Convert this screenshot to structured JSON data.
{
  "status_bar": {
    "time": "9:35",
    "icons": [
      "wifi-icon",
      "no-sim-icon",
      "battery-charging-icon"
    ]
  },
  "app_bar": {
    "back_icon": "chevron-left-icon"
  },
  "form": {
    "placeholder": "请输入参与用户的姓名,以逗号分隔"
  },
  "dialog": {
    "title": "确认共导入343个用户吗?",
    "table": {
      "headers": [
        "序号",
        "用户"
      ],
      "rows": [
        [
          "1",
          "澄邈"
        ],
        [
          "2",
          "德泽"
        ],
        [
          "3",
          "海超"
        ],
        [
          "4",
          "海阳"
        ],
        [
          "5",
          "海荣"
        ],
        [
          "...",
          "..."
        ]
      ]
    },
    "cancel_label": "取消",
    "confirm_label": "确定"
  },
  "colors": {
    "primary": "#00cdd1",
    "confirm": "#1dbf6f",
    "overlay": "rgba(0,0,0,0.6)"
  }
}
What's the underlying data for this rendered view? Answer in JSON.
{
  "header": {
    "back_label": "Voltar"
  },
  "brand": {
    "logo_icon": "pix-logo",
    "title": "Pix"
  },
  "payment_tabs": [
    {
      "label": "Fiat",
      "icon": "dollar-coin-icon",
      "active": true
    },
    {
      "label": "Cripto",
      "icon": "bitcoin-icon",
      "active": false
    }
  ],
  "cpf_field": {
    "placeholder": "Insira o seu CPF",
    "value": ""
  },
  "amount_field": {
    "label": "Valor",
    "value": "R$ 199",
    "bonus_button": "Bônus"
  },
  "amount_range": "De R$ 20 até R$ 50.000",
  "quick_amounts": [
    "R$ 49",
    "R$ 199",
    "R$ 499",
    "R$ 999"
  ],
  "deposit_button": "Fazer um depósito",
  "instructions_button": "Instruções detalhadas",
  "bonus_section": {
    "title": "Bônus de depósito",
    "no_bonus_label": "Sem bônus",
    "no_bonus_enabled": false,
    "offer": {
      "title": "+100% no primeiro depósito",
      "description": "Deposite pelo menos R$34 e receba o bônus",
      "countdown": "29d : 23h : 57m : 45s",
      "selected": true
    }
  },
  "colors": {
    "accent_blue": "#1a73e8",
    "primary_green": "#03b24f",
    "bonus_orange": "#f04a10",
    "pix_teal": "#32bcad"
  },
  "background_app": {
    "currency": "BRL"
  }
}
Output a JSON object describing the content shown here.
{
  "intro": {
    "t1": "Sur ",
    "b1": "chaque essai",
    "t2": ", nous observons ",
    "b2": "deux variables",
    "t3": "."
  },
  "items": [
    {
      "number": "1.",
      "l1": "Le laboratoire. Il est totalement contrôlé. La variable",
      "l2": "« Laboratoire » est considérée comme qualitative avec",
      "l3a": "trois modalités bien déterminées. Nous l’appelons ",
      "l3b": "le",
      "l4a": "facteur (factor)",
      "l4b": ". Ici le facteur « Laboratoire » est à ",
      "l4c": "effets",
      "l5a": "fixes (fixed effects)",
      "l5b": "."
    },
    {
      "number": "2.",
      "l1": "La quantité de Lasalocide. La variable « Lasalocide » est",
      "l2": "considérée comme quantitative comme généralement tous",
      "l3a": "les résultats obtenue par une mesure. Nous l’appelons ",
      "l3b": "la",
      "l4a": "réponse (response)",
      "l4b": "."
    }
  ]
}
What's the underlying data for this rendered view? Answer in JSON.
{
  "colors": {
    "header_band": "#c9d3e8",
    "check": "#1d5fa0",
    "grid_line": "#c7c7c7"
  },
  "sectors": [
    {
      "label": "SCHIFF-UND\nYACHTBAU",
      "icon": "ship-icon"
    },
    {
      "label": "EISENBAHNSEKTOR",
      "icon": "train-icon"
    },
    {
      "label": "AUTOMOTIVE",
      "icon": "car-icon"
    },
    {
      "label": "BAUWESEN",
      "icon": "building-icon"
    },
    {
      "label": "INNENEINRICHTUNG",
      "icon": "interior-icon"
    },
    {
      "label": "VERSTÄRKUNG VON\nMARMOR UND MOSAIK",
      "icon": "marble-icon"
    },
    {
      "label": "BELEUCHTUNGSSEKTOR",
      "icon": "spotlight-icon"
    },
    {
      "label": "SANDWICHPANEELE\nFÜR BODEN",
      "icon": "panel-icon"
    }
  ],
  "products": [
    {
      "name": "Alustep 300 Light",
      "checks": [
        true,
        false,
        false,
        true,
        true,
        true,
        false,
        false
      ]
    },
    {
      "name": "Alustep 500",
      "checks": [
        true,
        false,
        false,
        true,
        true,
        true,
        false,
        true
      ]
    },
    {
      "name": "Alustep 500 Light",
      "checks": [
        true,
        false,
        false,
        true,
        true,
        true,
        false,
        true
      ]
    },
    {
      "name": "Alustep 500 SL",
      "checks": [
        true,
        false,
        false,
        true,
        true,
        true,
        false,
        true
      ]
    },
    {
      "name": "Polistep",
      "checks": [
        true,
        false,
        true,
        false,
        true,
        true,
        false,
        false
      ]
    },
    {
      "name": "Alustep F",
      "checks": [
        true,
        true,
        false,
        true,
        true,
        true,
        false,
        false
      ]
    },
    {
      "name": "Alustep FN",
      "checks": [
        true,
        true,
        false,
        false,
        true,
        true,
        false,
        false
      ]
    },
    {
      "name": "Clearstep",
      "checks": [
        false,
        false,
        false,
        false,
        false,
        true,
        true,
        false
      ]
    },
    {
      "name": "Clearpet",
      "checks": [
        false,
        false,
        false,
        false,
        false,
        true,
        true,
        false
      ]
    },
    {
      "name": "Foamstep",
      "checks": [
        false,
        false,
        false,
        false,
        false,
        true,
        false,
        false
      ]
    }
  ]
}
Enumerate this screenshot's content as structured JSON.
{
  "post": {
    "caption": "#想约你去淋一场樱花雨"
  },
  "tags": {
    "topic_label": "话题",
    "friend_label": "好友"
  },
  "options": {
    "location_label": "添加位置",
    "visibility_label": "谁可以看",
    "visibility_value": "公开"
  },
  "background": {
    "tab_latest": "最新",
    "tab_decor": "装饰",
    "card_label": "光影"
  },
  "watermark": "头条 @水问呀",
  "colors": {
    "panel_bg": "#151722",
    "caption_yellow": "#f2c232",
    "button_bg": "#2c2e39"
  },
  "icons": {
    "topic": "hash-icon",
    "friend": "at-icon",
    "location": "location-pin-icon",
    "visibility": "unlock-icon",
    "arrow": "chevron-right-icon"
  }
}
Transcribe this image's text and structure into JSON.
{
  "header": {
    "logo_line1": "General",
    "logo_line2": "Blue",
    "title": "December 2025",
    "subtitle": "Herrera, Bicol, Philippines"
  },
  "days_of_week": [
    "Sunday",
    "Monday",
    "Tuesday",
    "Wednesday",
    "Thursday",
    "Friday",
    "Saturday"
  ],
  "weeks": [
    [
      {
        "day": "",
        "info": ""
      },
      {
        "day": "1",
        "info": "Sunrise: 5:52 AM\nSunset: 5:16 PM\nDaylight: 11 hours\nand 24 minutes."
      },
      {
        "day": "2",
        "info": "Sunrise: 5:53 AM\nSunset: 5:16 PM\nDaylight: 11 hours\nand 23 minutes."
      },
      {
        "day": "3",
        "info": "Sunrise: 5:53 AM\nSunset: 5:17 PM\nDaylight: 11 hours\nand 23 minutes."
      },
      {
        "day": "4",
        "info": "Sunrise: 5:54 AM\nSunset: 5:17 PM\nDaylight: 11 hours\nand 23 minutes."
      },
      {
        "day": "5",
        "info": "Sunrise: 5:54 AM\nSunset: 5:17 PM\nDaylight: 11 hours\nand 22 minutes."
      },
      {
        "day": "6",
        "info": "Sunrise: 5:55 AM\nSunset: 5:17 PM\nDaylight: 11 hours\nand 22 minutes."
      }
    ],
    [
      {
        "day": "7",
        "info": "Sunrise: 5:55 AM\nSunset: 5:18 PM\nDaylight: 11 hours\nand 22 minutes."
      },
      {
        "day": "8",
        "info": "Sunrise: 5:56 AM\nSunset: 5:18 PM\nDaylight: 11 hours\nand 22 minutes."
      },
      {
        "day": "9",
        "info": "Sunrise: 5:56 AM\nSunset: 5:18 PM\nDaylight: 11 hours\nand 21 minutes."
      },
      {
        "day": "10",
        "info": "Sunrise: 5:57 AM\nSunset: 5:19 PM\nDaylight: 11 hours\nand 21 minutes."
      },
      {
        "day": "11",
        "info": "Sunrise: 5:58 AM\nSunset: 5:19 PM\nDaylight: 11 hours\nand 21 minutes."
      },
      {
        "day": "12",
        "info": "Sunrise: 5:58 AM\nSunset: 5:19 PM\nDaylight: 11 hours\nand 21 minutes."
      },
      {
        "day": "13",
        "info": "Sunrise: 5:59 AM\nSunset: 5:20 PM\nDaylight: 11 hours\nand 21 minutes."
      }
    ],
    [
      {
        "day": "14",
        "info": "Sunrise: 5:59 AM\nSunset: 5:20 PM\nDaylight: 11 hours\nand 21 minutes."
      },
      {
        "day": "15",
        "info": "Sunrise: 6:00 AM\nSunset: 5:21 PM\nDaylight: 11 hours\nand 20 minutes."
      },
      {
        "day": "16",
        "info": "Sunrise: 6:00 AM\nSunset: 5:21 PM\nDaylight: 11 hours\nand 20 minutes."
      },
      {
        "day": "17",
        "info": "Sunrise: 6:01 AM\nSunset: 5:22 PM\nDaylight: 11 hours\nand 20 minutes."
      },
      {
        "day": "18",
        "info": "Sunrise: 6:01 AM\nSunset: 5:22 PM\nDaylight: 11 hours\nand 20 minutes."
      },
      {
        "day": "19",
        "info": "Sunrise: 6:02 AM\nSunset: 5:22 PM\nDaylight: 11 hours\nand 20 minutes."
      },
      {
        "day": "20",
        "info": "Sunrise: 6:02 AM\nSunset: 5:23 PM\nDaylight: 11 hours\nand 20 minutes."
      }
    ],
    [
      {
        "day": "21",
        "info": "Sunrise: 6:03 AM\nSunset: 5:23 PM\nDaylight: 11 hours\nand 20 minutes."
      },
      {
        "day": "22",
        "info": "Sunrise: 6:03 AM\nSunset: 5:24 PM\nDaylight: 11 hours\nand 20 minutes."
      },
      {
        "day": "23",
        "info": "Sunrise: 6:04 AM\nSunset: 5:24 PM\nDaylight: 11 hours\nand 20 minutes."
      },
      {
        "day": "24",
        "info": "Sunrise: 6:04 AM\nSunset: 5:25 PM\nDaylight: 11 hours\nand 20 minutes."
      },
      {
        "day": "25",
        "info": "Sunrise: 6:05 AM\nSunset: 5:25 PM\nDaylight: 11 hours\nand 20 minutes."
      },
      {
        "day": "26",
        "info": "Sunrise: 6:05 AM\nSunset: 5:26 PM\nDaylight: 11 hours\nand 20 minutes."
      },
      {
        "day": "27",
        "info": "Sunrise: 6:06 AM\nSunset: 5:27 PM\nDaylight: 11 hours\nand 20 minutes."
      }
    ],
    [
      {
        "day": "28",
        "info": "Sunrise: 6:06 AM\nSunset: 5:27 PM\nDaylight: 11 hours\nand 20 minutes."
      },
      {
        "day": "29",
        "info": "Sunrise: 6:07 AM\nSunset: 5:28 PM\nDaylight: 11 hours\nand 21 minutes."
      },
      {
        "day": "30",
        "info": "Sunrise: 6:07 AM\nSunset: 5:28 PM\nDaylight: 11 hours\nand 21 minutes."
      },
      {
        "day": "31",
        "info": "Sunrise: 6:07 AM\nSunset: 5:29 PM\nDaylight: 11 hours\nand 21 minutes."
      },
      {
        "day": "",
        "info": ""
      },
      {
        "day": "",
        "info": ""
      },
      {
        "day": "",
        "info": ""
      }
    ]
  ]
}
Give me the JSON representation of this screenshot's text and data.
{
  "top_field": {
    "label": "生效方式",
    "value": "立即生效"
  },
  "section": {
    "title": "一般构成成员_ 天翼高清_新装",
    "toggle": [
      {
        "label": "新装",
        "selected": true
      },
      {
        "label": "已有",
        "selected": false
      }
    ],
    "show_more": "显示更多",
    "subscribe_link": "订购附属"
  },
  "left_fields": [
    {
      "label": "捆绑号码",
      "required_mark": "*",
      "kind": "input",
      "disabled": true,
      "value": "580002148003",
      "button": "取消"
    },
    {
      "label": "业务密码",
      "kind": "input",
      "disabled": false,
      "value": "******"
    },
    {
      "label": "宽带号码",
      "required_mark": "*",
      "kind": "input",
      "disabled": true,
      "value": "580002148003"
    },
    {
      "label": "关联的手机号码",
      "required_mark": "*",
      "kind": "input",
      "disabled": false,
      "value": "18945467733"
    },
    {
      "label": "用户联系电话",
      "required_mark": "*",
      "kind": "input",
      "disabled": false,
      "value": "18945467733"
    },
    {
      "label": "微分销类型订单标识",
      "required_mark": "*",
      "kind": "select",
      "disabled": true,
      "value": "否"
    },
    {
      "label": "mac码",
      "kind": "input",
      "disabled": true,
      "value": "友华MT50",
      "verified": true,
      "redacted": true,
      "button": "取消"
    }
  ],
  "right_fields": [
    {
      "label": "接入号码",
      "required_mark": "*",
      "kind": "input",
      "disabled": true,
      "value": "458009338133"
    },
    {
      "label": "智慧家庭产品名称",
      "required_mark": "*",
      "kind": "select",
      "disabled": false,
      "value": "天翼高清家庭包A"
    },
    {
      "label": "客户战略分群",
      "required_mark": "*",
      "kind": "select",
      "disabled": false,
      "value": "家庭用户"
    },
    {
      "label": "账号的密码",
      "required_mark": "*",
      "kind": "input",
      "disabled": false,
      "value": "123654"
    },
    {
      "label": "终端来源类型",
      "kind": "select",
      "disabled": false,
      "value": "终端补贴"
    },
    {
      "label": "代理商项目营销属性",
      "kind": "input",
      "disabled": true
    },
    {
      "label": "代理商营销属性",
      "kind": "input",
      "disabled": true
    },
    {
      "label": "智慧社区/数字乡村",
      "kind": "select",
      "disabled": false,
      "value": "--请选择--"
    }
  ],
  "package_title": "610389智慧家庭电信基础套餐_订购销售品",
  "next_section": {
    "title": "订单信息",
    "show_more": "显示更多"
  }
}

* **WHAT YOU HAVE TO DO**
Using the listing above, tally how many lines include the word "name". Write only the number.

* **REPLY**
10